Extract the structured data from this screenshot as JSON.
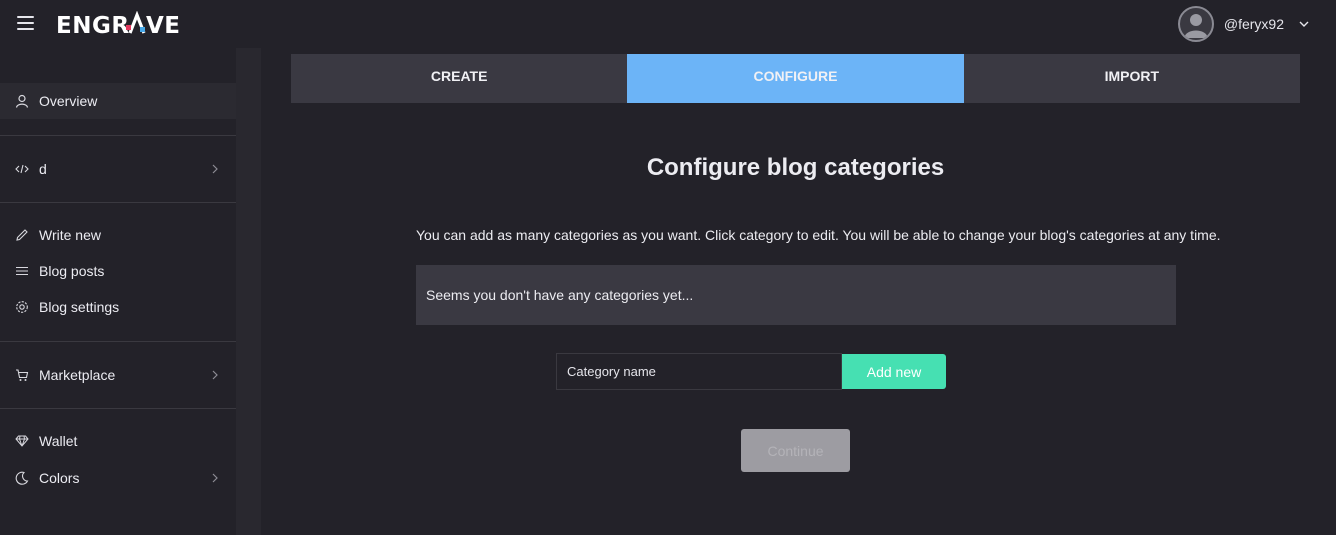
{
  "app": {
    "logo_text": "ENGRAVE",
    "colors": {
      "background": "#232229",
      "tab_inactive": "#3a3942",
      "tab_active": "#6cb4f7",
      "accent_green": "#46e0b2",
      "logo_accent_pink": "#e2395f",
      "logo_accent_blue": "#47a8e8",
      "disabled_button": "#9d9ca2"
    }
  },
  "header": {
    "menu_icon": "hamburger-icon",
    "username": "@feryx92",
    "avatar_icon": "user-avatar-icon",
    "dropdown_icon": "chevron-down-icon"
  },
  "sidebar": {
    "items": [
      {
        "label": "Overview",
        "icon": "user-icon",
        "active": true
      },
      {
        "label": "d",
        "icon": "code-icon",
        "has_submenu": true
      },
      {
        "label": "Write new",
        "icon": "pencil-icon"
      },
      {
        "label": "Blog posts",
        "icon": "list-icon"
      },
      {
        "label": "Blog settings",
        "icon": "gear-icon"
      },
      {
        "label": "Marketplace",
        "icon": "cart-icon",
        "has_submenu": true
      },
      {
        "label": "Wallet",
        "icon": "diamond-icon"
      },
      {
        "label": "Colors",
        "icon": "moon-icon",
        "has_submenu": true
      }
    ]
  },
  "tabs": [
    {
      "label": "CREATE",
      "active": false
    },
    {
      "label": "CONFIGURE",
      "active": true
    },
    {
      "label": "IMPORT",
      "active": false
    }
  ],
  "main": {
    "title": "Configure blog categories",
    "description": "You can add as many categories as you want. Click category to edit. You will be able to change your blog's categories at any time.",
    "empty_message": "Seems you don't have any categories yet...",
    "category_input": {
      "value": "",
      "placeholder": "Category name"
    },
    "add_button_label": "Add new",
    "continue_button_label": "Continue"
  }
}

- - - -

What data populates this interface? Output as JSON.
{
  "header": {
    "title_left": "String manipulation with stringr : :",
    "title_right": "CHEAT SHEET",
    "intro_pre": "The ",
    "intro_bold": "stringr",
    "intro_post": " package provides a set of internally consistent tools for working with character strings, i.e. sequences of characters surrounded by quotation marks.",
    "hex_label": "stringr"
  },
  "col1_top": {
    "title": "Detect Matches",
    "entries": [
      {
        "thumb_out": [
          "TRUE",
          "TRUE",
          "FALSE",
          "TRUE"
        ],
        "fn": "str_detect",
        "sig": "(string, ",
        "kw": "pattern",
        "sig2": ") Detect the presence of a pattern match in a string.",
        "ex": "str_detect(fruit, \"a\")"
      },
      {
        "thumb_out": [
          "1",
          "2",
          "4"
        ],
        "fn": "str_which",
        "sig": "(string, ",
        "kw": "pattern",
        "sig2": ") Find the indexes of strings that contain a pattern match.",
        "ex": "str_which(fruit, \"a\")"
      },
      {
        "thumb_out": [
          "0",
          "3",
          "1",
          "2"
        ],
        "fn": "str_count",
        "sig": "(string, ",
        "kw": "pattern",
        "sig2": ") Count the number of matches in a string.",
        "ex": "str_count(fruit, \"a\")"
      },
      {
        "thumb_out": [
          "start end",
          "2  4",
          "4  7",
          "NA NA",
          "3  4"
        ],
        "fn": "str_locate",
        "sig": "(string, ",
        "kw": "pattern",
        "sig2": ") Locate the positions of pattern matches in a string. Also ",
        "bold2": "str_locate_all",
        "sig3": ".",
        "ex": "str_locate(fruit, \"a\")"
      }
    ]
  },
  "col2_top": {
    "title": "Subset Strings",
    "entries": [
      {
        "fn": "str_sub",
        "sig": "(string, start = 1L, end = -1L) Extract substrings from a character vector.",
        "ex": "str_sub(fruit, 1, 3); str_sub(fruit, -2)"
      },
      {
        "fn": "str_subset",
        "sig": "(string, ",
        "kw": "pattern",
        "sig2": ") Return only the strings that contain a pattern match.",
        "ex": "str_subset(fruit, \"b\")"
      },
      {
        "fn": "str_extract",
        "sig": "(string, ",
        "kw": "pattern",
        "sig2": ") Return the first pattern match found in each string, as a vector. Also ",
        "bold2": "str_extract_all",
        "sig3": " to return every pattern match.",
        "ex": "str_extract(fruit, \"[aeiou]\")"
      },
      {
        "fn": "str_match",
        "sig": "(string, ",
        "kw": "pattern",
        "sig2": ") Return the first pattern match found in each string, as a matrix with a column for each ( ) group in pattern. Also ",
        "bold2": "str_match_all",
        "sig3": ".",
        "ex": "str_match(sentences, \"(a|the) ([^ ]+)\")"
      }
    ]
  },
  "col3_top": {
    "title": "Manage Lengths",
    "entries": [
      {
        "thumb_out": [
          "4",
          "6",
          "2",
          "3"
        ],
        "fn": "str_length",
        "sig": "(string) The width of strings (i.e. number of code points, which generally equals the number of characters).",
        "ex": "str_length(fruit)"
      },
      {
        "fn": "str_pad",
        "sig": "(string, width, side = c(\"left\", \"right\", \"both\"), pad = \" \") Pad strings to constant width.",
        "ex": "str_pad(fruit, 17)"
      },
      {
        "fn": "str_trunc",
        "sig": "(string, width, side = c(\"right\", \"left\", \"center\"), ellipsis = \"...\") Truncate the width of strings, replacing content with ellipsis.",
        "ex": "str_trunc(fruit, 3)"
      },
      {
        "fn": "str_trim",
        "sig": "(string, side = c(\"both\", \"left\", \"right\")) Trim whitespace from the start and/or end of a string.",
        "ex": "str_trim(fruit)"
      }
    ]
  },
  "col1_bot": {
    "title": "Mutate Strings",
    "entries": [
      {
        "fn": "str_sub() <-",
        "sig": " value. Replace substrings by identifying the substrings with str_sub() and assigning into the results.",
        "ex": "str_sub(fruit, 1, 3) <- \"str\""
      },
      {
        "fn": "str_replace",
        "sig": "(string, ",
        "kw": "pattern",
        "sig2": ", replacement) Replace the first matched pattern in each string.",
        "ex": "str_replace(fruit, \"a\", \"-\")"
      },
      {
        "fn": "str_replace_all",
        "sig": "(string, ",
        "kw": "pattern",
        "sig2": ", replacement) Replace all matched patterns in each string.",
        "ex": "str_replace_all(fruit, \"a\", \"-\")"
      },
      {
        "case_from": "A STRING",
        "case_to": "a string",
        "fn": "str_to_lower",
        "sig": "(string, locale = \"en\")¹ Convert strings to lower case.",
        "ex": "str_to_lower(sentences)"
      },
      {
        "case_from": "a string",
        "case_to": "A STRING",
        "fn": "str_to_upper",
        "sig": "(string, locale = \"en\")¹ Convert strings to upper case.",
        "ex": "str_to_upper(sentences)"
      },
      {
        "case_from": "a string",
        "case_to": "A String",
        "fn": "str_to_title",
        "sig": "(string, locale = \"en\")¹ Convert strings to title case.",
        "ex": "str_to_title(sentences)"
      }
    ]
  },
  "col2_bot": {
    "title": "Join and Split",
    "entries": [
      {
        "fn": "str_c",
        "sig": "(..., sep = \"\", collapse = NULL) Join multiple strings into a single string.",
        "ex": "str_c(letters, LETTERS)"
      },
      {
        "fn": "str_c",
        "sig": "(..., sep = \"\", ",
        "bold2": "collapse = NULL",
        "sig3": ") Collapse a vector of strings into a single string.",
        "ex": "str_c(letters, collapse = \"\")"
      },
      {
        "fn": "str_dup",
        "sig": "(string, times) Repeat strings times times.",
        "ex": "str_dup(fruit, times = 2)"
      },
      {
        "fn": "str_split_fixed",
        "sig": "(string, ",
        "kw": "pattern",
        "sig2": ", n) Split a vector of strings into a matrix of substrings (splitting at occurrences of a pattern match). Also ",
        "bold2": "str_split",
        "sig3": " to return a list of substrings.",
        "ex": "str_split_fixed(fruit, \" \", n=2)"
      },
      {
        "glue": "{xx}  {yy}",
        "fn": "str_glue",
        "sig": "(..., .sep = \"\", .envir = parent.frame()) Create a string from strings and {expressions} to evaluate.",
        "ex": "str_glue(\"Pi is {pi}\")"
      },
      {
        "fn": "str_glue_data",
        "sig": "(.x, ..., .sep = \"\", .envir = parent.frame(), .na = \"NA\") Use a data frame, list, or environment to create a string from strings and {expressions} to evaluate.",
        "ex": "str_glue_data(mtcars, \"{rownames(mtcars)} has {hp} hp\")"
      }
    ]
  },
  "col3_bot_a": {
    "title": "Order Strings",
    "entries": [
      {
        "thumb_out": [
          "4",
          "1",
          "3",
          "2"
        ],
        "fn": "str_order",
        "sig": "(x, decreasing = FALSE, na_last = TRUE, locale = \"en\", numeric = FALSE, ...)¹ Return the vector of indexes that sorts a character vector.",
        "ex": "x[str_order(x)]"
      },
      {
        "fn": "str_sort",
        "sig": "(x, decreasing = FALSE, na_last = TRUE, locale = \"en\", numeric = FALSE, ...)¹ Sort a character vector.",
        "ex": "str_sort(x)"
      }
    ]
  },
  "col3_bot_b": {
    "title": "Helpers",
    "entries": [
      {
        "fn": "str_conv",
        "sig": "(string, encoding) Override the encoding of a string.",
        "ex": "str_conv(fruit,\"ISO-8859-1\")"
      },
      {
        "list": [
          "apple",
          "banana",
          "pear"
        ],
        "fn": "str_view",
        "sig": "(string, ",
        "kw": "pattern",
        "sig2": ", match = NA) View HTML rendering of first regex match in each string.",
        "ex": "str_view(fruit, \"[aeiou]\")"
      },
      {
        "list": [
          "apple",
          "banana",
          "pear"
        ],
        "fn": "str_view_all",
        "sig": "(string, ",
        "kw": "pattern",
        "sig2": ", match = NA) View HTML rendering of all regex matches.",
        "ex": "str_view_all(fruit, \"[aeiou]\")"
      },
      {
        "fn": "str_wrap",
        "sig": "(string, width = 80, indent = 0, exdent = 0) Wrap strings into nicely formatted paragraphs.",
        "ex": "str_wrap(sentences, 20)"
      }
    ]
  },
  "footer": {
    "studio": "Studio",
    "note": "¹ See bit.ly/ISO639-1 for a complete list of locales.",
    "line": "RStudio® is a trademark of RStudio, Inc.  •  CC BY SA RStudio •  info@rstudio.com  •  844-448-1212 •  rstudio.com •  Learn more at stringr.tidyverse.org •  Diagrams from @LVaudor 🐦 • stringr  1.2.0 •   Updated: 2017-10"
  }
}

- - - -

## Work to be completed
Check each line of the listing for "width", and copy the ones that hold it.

## Solved problem
        "sig": "(string) The width of strings (i.e. number of code points, which generally equals the number of characters).",
        "sig": "(string, width, side = c(\"left\", \"right\", \"both\"), pad = \" \") Pad strings to constant width.",
        "sig": "(string, width, side = c(\"right\", \"left\", \"center\"), ellipsis = \"...\") Truncate the width of strings, replacing content with ellipsis.",
        "sig": "(string, width = 80, indent = 0, exdent = 0) Wrap strings into nicely formatted paragraphs.",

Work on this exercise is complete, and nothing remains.